The Velour Fog was worth the wait. I picked a quiet night so I could drink and write in some solitude. Just hearing the name, of course, reminded me of Mel Tormé, the Velvet Fog. I ask you in all seriousness, what relatively sane American wouldn’t make that connection?
Hear a clip of Mel- https://www.youtube.com/watch?v=tVCDZaApwV8 and then make your own comparisons.
My first taste brought to mind the words “delicious and dangerous”, which I later found out appear in the beer’s description on the brewery chalkboard. Oops,
Although I had to tortuously wait for the beer to warm to a proper drinking temperature of about 53°F. But even if I had to wait to sip, I could savor the color and aroma. The hue was lighter than my other favorite quads, a dark orange. The bouquet was a stunning combination of raisin/prune fruitiness, a little spice, maybe even a touch of dark cherry. Strong and sweet, but not cloying, and it also had a long finish. Again, this is not the kind of ale to dive into if your preferences run toward hoppier beers (only 28 IBU’s here), but for those ready to extend their appreciation, you will not be disappointed. Additionally, it has an 11% ABV so savor this offering.
Bonus- Along with the Velour Fog, these folks also made a small batch of Cherry Velour Fog, where they added a small amount of cheery puree to the tank. I used to run from any bottle that had fruit pictured on the label as the first few I tried simply had too much fruit for my taste. Not here, friends, for this beer had very subtle notes of cherry on the nose and palate. Definitely worth a try.

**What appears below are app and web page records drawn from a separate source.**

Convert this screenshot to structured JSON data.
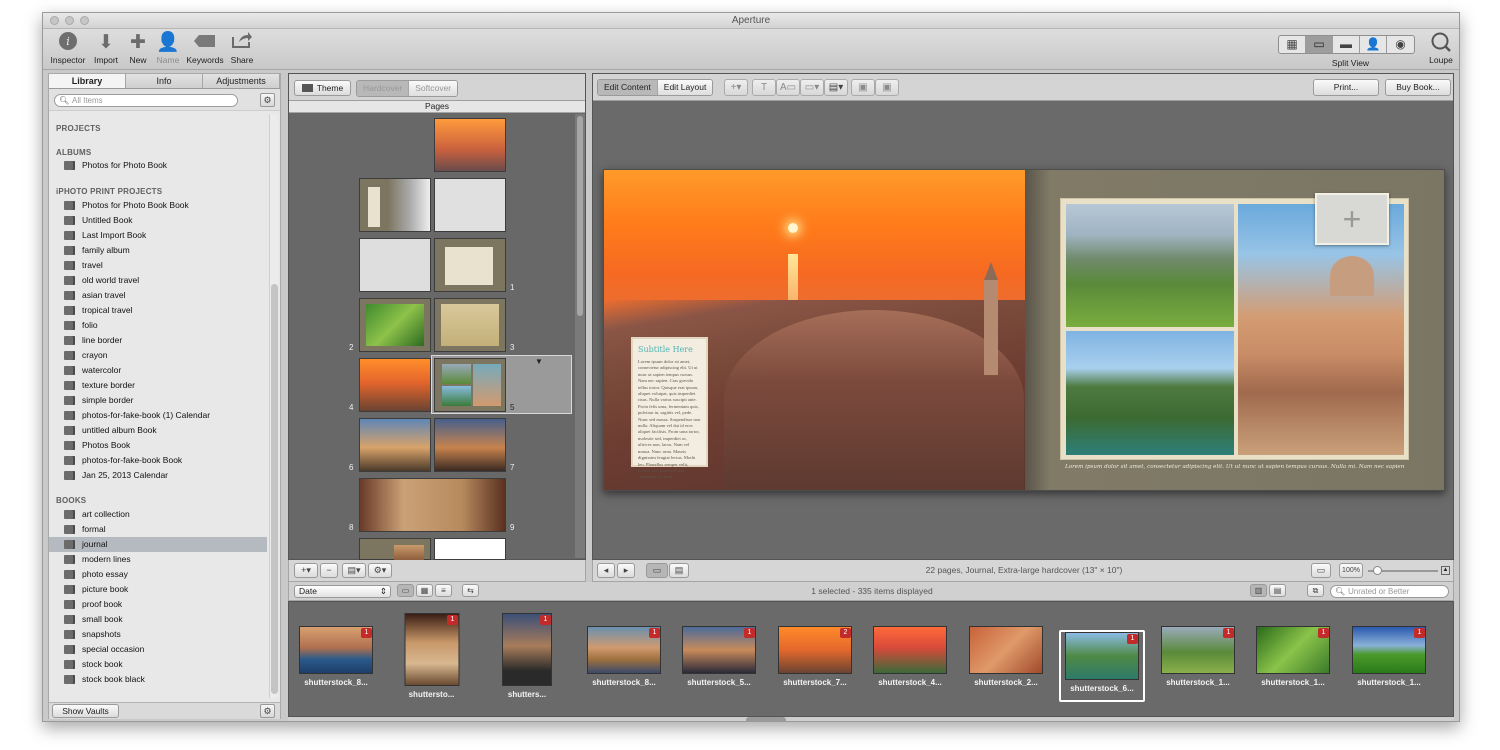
{
  "window": {
    "title": "Aperture"
  },
  "toolbar": {
    "inspector": "Inspector",
    "import": "Import",
    "new": "New",
    "name": "Name",
    "keywords": "Keywords",
    "share": "Share",
    "split_view": "Split View",
    "loupe": "Loupe"
  },
  "left": {
    "tabs": [
      "Library",
      "Info",
      "Adjustments"
    ],
    "search_placeholder": "All Items",
    "sections": {
      "projects": "PROJECTS",
      "albums": "ALBUMS",
      "iphoto": "iPHOTO PRINT PROJECTS",
      "books": "BOOKS"
    },
    "albums": [
      "Photos for Photo Book"
    ],
    "iphoto_projects": [
      "Photos for Photo Book Book",
      "Untitled Book",
      "Last Import Book",
      "family album",
      "travel",
      "old world travel",
      "asian travel",
      "tropical travel",
      "folio",
      "line border",
      "crayon",
      "watercolor",
      "texture border",
      "simple border",
      "photos-for-fake-book (1) Calendar",
      "untitled album Book",
      "Photos Book",
      "photos-for-fake-book Book",
      "Jan 25, 2013 Calendar"
    ],
    "books": [
      "art collection",
      "formal",
      "journal",
      "modern lines",
      "photo essay",
      "picture book",
      "proof book",
      "small book",
      "snapshots",
      "special occasion",
      "stock book",
      "stock book black"
    ],
    "selected_book": "journal",
    "show_vaults": "Show Vaults"
  },
  "pages_panel": {
    "theme": "Theme",
    "hardcover": "Hardcover",
    "softcover": "Softcover",
    "header": "Pages",
    "page_numbers": [
      "1",
      "2",
      "3",
      "4",
      "5",
      "6",
      "7",
      "8",
      "9"
    ]
  },
  "editor": {
    "edit_content": "Edit Content",
    "edit_layout": "Edit Layout",
    "print": "Print...",
    "buy_book": "Buy Book...",
    "subtitle": "Subtitle Here",
    "lorem": "Lorem ipsum dolor sit amet, consectetur adipiscing elit. Ut ut nunc ut sapien tempus cursus. Nam nec sapien. Cras gravida tellus tortor. Quisque erat ipsum, aliquet volutpat, quis imperdiet risus. Nulla varius suscipit ante. Proin felis urna, fermentum quis, pulvinar in, sagittis vel, pede. Nunc sed massa. Suspendisse non nulla. Aliquam vel dui id eros aliquet facilisis. Proin urna tortor, molestie sed, imperdiet ac, ultrices non, lacus. Nam vel massa. Nunc urna. Mauris dignissim feugiat lectus. Morbi leo. Phasellus semper velit, laoreet nec, euismod sed, consequat eu, pede.",
    "caption": "Lorem ipsum dolor sit amet, consectetur adipiscing elit. Ut ut nunc ut sapien tempus cursus. Nulla mi. Nam nec sapien. Cras gravida tellus tortor.",
    "page_info": "22 pages, Journal, Extra-large hardcover (13\" × 10\")",
    "zoom": "100%"
  },
  "browser": {
    "sort": "Date",
    "selection_info": "1 selected - 335 items displayed",
    "rating_filter": "Unrated or Better",
    "thumbs": [
      {
        "label": "shutterstock_8...",
        "badge": "1"
      },
      {
        "label": "shuttersto...",
        "badge": "1"
      },
      {
        "label": "shutters...",
        "badge": "1"
      },
      {
        "label": "shutterstock_8...",
        "badge": "1"
      },
      {
        "label": "shutterstock_5...",
        "badge": "1"
      },
      {
        "label": "shutterstock_7...",
        "badge": "2"
      },
      {
        "label": "shutterstock_4...",
        "badge": ""
      },
      {
        "label": "shutterstock_2...",
        "badge": ""
      },
      {
        "label": "shutterstock_6...",
        "badge": "1"
      },
      {
        "label": "shutterstock_1...",
        "badge": "1"
      },
      {
        "label": "shutterstock_1...",
        "badge": "1"
      },
      {
        "label": "shutterstock_1...",
        "badge": "1"
      }
    ]
  }
}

Listening to one Fog and drinking another would be an admirable way to spend part of an evening.
Note to Patrick G.- When you said “Make the world a better place”, I replied “I will have a beer”. This is the result.
P.S. As the Belgians have been brewing since the 3rd or 4th centuries, these fine folks are turning out some mighty fine brews.
Rochefort 10 http://www.musingsonbeer.com/2010_10_01_archive.html
All Twelve Degree Photos From Their Facebook Page https://www.facebook.com/TwelveDegreeBrewing
Twelve Degree BrewingWebsite http://www.twelvedegree.com/